    Wellman’s “The Public Enemy” launched the film career of a pugnacious Irish-American from Manhattan’s Hell’s Kitchen who started out as a dancer, only to become the toughest tough guy of them all: Jimmy Cagney, never cockier than he is here. Since organized crime was a fairly new and frightening epidemic at the time, Wellman gives “Enemy” the stark feel of a purely cautionary tale. Both the famous grapefruit scene and Tom’s final homecoming still pack a wallop, and a stunning Jean Harlow injects plenty of sex appeal as Tom’s gal Gwen.


    Angels with Dirty Faces (1938)

    WHAT IT’S ABOUT:
    Rocky Sullivan and Jerry Connolly, two young hooligans on the make, are caught stealing, and only Jerry gets away. As the years go by, the reform school-hardened Rocky (James Cagney) enters a life of crime, becoming a famous and feared gangster, while Jerry (Pat O’Brien) ultimately sees the light and enters the priesthood. While maintaining affection for each other, criminal and priest must compete for the souls of a new generation of hoodlums in the neighborhood, played by the Dead End Kids.

    WHY I LOVE IT:
    “Angels” represents the peak of the gangster picture genre which Warners developed and refined in the thirties, when the age of Capone was still fresh in people’s minds. Cagney, whose screen career had been launched seven years before in “The Public Enemy”, perfects his rendition of the crook with a heart of gold, and his close real-life friend Pat O’Brien counters him perfectly as the mellow, morally upright Father Connolly. Meanwhile Humphrey Bogart, in full villain mode, is deliciously slimy as Rocky’s “business partner”. Whatever you do, don’t miss that ending!


    White Heat (1949)

    WHAT IT’S ABOUT:
    Film follows twisted path of one Cody Jarrett (James Cagney) a hardened career criminal whose profound mental illness manifests itself in blinding headaches and an intense mother fixation. His psychosis doesn’t hold him back from an aggressive spree of robbing and killing, however. When Cody winds up in jail on a relatively minor charge, the authorities place undercover cop Hank Fallon (Edmond O’Brien) in his cell. Later, when the two are sprung, Hank joins the Jarrett gang, and from the inside, starts to accelerate Cody’s undoing.

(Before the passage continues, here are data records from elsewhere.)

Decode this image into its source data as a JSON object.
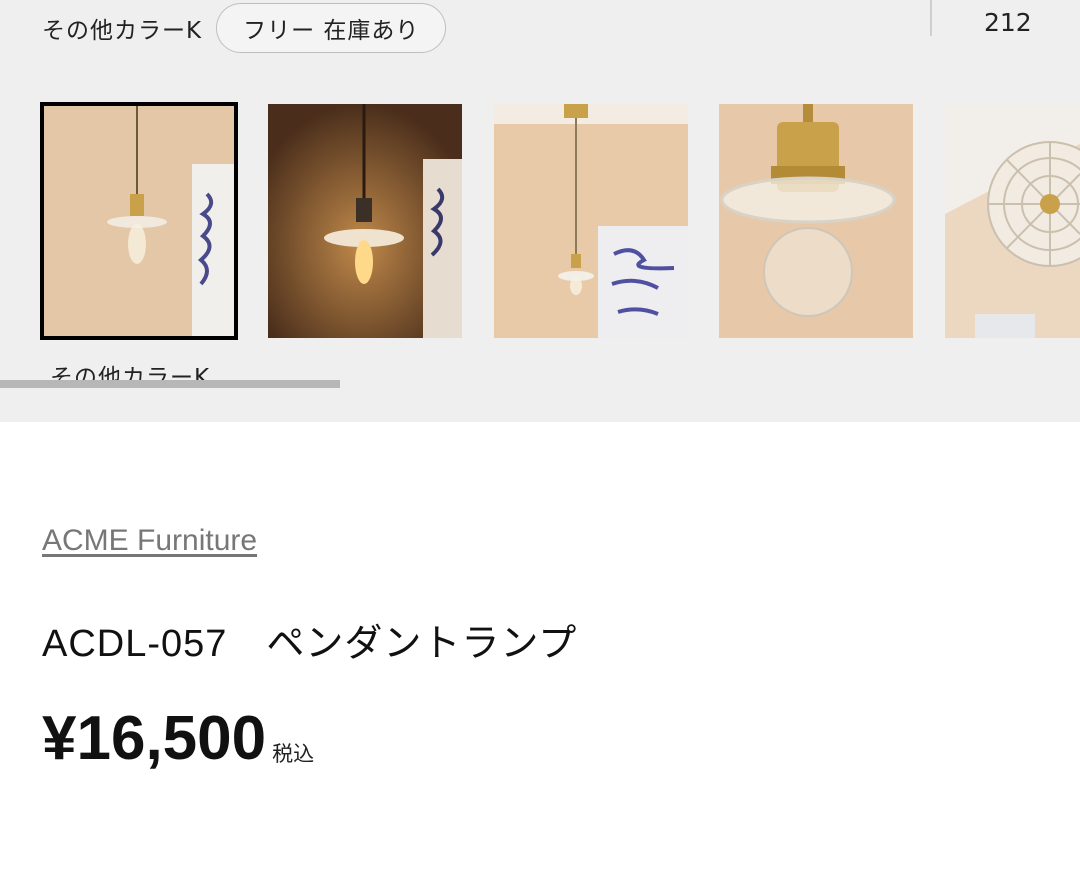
{
  "variant": {
    "color_label": "その他カラーK",
    "stock_label": "フリー 在庫あり",
    "count": "212"
  },
  "gallery": {
    "selected_caption": "その他カラーK",
    "thumbnails": [
      {
        "name": "pendant-lamp-photo-1",
        "selected": true
      },
      {
        "name": "pendant-lamp-photo-2",
        "selected": false
      },
      {
        "name": "pendant-lamp-photo-3",
        "selected": false
      },
      {
        "name": "pendant-lamp-photo-4",
        "selected": false
      },
      {
        "name": "pendant-lamp-photo-5",
        "selected": false
      }
    ]
  },
  "product": {
    "brand": "ACME Furniture",
    "title": "ACDL-057　ペンダントランプ",
    "price": "¥16,500",
    "tax_note": "税込"
  },
  "colors": {
    "panel_bg": "#efefef",
    "wall_beige": "#e8c9a8",
    "brass": "#c9a14a",
    "selected_border": "#000000",
    "brand_link": "#777777"
  }
}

    WHY I LOVE IT:
    Raoul Walsh’s dynamite gangster picture is so much more than a re-tread of the early thirties gangster classics that made Cagney a star. Here we are less concerned with the cat-and-mouse aspects of the story (though they are plenty diverting) and more focused on the progressive mental disintegration of the central character. Cagney is outstanding as Jarrett, a man whose own demons may consume him before the police finish the job. Electrifying stuff, and a Cagney peak.


    Visit Best Movies by Farr for more reviews of the best movies.

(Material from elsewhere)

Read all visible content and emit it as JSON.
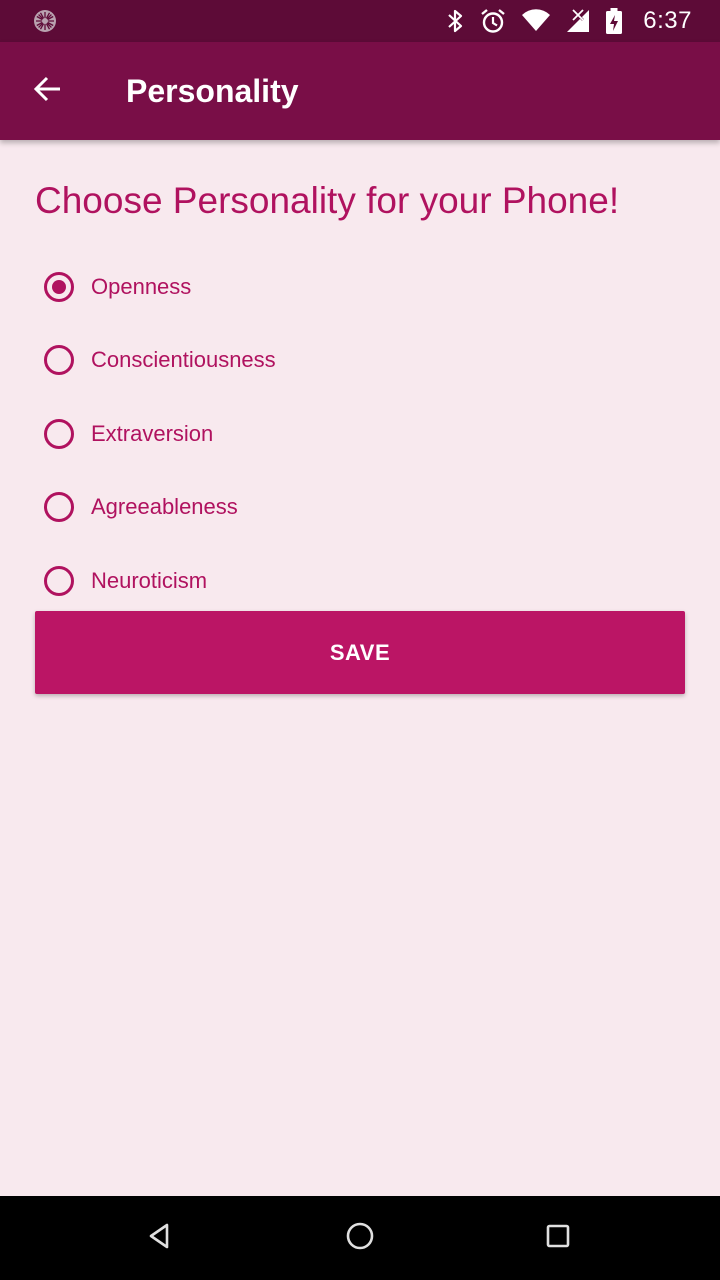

    • comments (0)
Page 12 of 58« First...1011121314...203040...Last »